I was kind of happy. Then I had to do the work. It took a year.
When I’d finished the seventeen essays that made the first draft of the book, everyone said to tie them together. And gradually, that’s how the structure of Summers With Juliet emerged. That structure is self-consciously classical: three acts—situation, development, denouement (this last is from the French, as you know, for untying).
Act one comprises six scenes (I should say “scenes,’’ since each is a chapter in itself, and some freestanding essays): “Hot Tin Roof,’’ “Berkshire Turkeys,’’ “Cross Canada,’’ “Volcano,’’ “Bluefishing,’’ “Turtles.’’ The situation: a callow young man (myself) in love with a young woman not impressed. A romance develops despite obstacles, mostly of the young man’s making. The last scene (“Turtles’’) ends with his realization that his own growth is required, and the arc of the narrative rises to act two.
In act two, which is comprised of “Out of the Frying Pan,’’ “Hummingbirds,’’ “Callinectes Sapidus,’’ “Mola Mola,’’ “Fishing With Bobby,’’ and “Canyonlands,’’ the situation (the romance) is developed in a series of tableaux, each built around a carefully nested central metaphor, each metaphor growing nearly absurd (especially when said directly, as will follow): Juliet is a wild trout in an unfished stream; Juliet is a bossy bird; Juliet is an elegant crab; Juliet is an ungainly and rare fish of enormous proportions; Juliet is a gawky heron; Juliet is dangerous as a snake and as big as the canyons of Utah. Or perhaps the word love should replace the name Juliet above: Act two has grand pretensions. Ends with our boy’s resolve to marry.
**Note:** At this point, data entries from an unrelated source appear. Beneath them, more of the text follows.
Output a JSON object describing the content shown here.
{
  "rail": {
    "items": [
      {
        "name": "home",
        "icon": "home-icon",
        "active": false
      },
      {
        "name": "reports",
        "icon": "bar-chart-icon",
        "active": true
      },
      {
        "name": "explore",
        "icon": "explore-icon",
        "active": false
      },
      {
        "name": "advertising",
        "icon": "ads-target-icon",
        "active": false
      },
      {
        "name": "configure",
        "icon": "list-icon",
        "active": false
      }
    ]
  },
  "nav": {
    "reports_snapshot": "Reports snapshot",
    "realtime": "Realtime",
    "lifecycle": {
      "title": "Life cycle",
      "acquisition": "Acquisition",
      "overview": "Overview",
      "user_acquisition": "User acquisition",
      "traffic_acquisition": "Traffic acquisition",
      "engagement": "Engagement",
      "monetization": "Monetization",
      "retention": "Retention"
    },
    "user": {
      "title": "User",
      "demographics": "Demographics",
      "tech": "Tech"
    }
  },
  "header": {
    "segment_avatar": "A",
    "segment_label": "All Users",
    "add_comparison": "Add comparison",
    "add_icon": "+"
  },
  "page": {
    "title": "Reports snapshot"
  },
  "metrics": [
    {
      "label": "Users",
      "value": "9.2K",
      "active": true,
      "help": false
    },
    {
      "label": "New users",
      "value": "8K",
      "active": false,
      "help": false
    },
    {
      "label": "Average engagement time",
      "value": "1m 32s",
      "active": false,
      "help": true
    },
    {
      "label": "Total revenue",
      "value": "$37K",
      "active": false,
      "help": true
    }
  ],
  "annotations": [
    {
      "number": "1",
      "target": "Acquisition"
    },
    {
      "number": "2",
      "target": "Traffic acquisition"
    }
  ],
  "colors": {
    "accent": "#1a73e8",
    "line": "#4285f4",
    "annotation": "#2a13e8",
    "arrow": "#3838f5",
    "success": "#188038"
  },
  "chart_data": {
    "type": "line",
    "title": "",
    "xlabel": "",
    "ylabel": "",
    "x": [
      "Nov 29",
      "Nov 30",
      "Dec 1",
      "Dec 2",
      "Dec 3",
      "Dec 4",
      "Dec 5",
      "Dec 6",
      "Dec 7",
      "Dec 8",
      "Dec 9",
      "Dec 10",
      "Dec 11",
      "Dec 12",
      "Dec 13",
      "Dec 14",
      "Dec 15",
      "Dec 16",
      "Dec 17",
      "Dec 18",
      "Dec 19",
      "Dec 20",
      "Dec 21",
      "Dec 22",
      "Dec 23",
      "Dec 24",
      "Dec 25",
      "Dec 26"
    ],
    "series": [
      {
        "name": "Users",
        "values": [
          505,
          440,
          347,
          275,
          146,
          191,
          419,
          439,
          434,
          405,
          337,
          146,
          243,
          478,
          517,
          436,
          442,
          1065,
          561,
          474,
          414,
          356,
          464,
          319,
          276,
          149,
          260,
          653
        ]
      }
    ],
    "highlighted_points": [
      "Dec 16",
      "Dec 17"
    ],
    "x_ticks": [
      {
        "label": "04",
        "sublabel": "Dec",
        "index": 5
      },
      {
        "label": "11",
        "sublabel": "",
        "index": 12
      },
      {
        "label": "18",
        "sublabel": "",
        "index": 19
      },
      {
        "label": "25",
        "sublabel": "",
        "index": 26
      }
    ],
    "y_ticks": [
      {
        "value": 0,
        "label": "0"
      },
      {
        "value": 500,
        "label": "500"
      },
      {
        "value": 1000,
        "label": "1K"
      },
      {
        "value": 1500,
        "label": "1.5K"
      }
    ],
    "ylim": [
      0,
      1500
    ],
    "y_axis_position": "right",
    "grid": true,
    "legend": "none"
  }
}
Now, while I was about knitting my various essays together into a book (we’ll get to act three in a minute), I realized that Summers With Juliet was doing something subversive: standing up to the boys from the cult of the expert and messing up the central mode of a traditional form—Nature Writing (yes, so self-important is the form that it must be capitalized). Which central mode is that a man goes alone into the wilderness and finds transcendence, glory, absolution, expertise, and so forth. As the central figure in his own autobiography, he finds his way to nothing less than him-ness (or Him-ness, if he gets to God, which is the Emersonian model). It’s a male figure made countlessly by male practitioners over centuries, a particularly American figure: I faced the wilderness alone, made peace with it, and in that way conquered.
All I really had to do to subvert was to introduce a woman. And make her and her feminine contempt for the rites of the male my foil and my catalyst (because they were in life). To end the book with a wedding was to complete the subversion: Male autobiographies have not, historically, ended with weddings.
Act three, our conclusion: “Water,’’ “Visitors,’’ “River of Promise,’’ “Bachelor Party,’’ “A Wedding on the Water.’’ The situation having been developed to an almost ecstatic height, our narrative arc begins its fall. The young man, now well feathered, bathes his beloved in an act of devotion, struggles with fear (again the trope is at work, everything to be read as an examination of love with its subtext of mortality), climbs a mountain to ask for her hand, goes fishing with his best man in Central Park (a reprise, a look back, a caesura), then is wed.
The book was published in February, 1992. I can hardly believe it has been twenty years. But it has.
Juliet and I met in July, 1982. Thirty years this summer. She was twenty.